« Reply #24 on: January 24, 2020, 14:36:30 »
Sure, as far as high quality, fine photography was concerned the 43-86 was a dog.

Indeed it was. I was so used to two lenses I had for my Nikkormat; the standard 50mm f2 Nikkor, and then a third party lens (this is testing the memory of photographers for sure) a 28mm f2.8 Spiratone wide angle. Both were exceptionally sharp. So, most of the slides I took with the 43-86 were definitely on the soft side, though the zoom range was very nice for being able to "frame" a nice image. Then, after my coup on the Leica (see the previous post) my normal lens changed to the 55mm Micro-Nikkor, and wow was that ever sharp. So I was used to very sharp lenses, and the 43-86 was just not up to snuff, even for amateurs.

Today of course, I get incredibly sharp photos at high resolution with a lens smaller than a kernal of corn stuck on the back of a iPhone...
Michael Salemi
Davidson, North Carolina (Charlotte Area) USA
1969 280SL (USA-Spec)

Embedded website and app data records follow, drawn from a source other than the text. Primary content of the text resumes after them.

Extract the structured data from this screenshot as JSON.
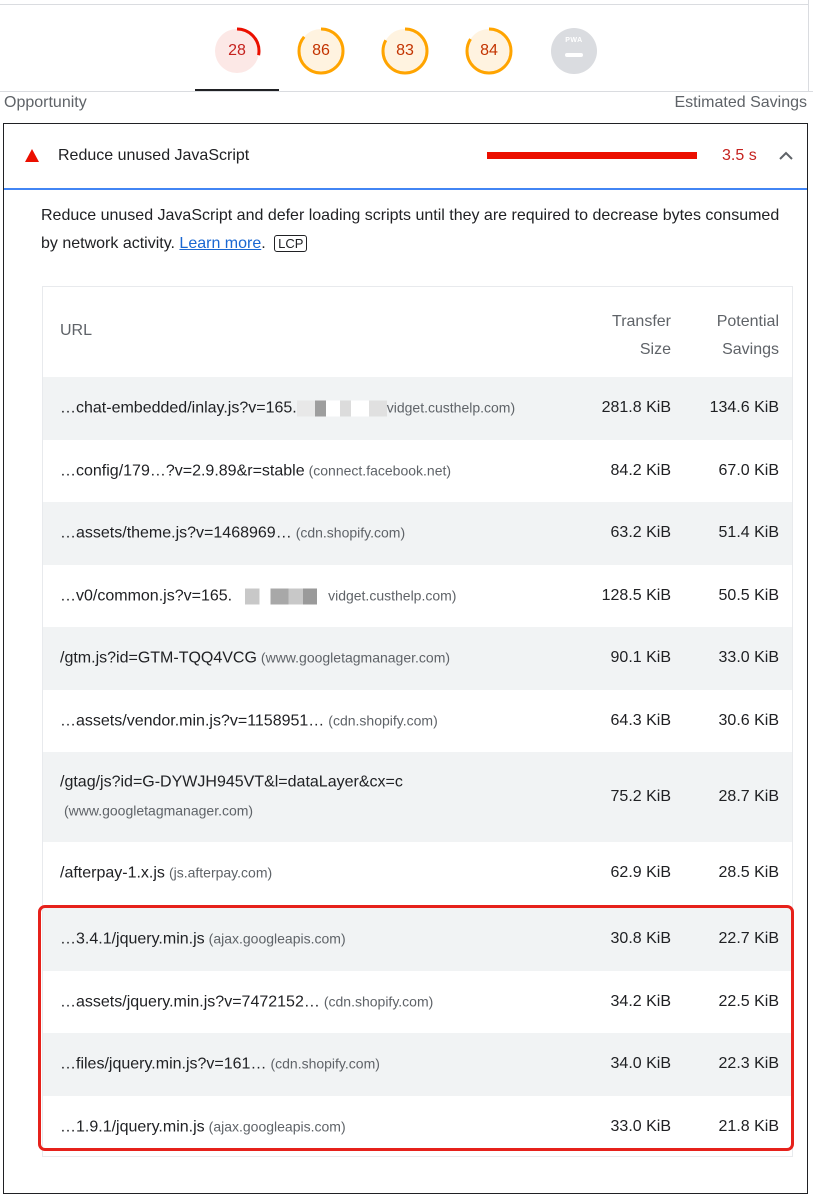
{
  "scores": [
    {
      "label": "28",
      "color": "#eb0f00",
      "value": 28
    },
    {
      "label": "86",
      "color": "#ffa400",
      "value": 86
    },
    {
      "label": "83",
      "color": "#ffa400",
      "value": 83
    },
    {
      "label": "84",
      "color": "#ffa400",
      "value": 84
    },
    {
      "label": "PWA",
      "color": "#dadce0"
    }
  ],
  "section": {
    "left_label": "Opportunity",
    "right_label": "Estimated Savings"
  },
  "audit": {
    "title": "Reduce unused JavaScript",
    "savings": "3.5 s",
    "description": "Reduce unused JavaScript and defer loading scripts until they are required to decrease bytes consumed by network activity.",
    "learn_more": "Learn more",
    "period": ".",
    "badge": "LCP"
  },
  "table": {
    "col_url": "URL",
    "col_size_line1": "Transfer",
    "col_size_line2": "Size",
    "col_savings_line1": "Potential",
    "col_savings_line2": "Savings",
    "rows": [
      {
        "url": "…chat-embedded/inlay.js?v=165.",
        "domain": "vidget.custhelp.com)",
        "size": "281.8 KiB",
        "savings": "134.6 KiB"
      },
      {
        "url": "…config/179…?v=2.9.89&r=stable",
        "domain": "(connect.facebook.net)",
        "size": "84.2 KiB",
        "savings": "67.0 KiB"
      },
      {
        "url": "…assets/theme.js?v=1468969…",
        "domain": "(cdn.shopify.com)",
        "size": "63.2 KiB",
        "savings": "51.4 KiB"
      },
      {
        "url": "…v0/common.js?v=165.",
        "domain": "vidget.custhelp.com)",
        "size": "128.5 KiB",
        "savings": "50.5 KiB"
      },
      {
        "url": "/gtm.js?id=GTM-TQQ4VCG",
        "domain": "(www.googletagmanager.com)",
        "size": "90.1 KiB",
        "savings": "33.0 KiB"
      },
      {
        "url": "…assets/vendor.min.js?v=1158951…",
        "domain": "(cdn.shopify.com)",
        "size": "64.3 KiB",
        "savings": "30.6 KiB"
      },
      {
        "url": "/gtag/js?id=G-DYWJH945VT&l=dataLayer&cx=c",
        "domain": "(www.googletagmanager.com)",
        "size": "75.2 KiB",
        "savings": "28.7 KiB"
      },
      {
        "url": "/afterpay-1.x.js",
        "domain": "(js.afterpay.com)",
        "size": "62.9 KiB",
        "savings": "28.5 KiB"
      },
      {
        "url": "…3.4.1/jquery.min.js",
        "domain": "(ajax.googleapis.com)",
        "size": "30.8 KiB",
        "savings": "22.7 KiB"
      },
      {
        "url": "…assets/jquery.min.js?v=7472152…",
        "domain": "(cdn.shopify.com)",
        "size": "34.2 KiB",
        "savings": "22.5 KiB"
      },
      {
        "url": "…files/jquery.min.js?v=161…",
        "domain": "(cdn.shopify.com)",
        "size": "34.0 KiB",
        "savings": "22.3 KiB"
      },
      {
        "url": "…1.9.1/jquery.min.js",
        "domain": "(ajax.googleapis.com)",
        "size": "33.0 KiB",
        "savings": "21.8 KiB"
      }
    ]
  },
  "colors": {
    "fail": "#eb0f00",
    "average": "#ffa400",
    "highlight": "#e6211b",
    "link": "#1967d2",
    "focus": "#4285f4"
  }
}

Signal Red 568G w/Black Leather (Restored)
2019 Ford Flex SEL
2019 Ford Edge SEL